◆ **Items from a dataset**

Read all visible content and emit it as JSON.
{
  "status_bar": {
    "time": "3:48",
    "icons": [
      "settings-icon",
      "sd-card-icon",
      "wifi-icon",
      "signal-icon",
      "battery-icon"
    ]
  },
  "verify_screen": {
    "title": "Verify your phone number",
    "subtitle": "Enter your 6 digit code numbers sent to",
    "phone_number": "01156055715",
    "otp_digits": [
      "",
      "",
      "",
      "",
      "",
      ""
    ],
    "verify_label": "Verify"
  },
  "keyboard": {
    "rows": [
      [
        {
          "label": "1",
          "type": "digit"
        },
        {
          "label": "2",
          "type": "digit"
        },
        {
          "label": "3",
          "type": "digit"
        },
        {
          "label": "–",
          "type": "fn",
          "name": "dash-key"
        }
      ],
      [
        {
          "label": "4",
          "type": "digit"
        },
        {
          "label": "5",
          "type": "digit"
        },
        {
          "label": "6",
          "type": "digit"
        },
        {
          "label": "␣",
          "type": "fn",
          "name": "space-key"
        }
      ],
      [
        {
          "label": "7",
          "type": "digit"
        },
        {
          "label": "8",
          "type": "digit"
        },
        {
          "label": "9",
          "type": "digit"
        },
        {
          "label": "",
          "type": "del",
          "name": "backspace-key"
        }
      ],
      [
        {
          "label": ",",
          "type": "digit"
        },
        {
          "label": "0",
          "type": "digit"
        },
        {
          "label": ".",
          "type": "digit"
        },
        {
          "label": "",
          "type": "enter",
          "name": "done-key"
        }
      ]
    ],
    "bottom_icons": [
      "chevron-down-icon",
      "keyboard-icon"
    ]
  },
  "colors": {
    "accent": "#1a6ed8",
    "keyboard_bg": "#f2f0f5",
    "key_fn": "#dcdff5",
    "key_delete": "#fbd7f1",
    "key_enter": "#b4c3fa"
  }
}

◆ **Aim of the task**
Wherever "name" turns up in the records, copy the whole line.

◆ **Solution to this exercise**
          "name": "dash-key"
          "name": "space-key"
          "name": "backspace-key"
          "name": "done-key"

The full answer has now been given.